So, having found himself, he turned his back on the sober and respectable world his parents had known and became a rebel, an outcast, and the master of his own fate. No longer for him the daily grind of racing for a handful of corn from a featherless biped! No, no, he would have all the corn he wanted—yes, and wheat, too if he felt like it—without either slavery or charity! Though he couldn't shed the symbol of servitude on his leg, he could throw off the shackles it represented, and finally become His Own Bird. He lived this carefree life for a year, never thinking beyond the next go at the feed trough, and the next session of billing and cooing with a lively hen.
Then, one day, The New River Outdoorsman came into his life. The New River Outdoorsman, toting his battered, ugly, but straight-shooting Mossberg 500 12-gauge pump gun. The New River Outdoorsman, that Scourge Of Barn Pigeons across the breadth and width of southwestern Virginia. The New River Outdoorsman, whose name his parents had used to scare him into obedience back when he was a damp, ignorant squab. The New River Outdoorsman, whose very existence he now doubted, and whom he denounced as a petty bourgeois fiction. Yes, THAT New River Outdoorsman.
What happened then was as predestined as the events of a Greek tragedy, which in many ways it resembled. On February 25th, in the year of Our Lord 1995 and of The Republic the 229th, Our Feathered Protagonist was swooping down into the top of the silo, his little mind unburdened by any sense of doom, his little heart untouched by care. He set his wings, put out his flaps, nosed up, lowered his landing gear, and glided gracefully into a 1-1/8 ounce charge of #6 birdshot.
There are lessons to be drawn from this story. First: #6 shot works really, really well on pigeons. Much better than #8, which is OK for doves, but too small for these bigger birds. Second: you need between six inches and two feet of lead depending on angle and speed. Third: whacking pigeons is a great way to improve your wingshooting skills: they're fast, tough, agile, and hard to hit in spite of their size. Their flight path is unpredictable, and they are very wary of people moving around on the ground. Fourth: since a flock of 100 birds eats about a ton and a half of grain every month, poops all over everything, and spreads diseases to cattle, farmers are usually delighted to have you come out and kill them. Play your cards right and you'll be set for life with year-round shooting opportunities.

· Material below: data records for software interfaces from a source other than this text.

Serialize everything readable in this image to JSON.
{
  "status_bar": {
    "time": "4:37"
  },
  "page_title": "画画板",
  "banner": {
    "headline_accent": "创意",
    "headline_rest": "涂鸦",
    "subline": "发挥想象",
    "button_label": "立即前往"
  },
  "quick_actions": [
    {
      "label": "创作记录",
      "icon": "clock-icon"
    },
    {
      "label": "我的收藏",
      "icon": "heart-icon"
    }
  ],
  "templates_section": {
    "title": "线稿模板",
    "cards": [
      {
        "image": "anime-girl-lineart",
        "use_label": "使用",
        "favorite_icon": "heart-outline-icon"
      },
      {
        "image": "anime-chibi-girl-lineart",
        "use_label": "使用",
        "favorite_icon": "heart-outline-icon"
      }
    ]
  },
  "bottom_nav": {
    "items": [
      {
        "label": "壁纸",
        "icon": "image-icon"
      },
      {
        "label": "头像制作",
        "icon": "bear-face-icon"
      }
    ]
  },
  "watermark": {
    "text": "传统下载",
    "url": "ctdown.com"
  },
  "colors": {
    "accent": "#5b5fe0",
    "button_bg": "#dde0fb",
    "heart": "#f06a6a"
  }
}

Oh yes, I forgot. Fifth: don't stop in for a quick snort on the way home. It may be your last one. Sic transit gloria mundi!
The original version of this story appeared in 1995, on the web site of the Shawnee Hunting Club of Blacksburg Virginia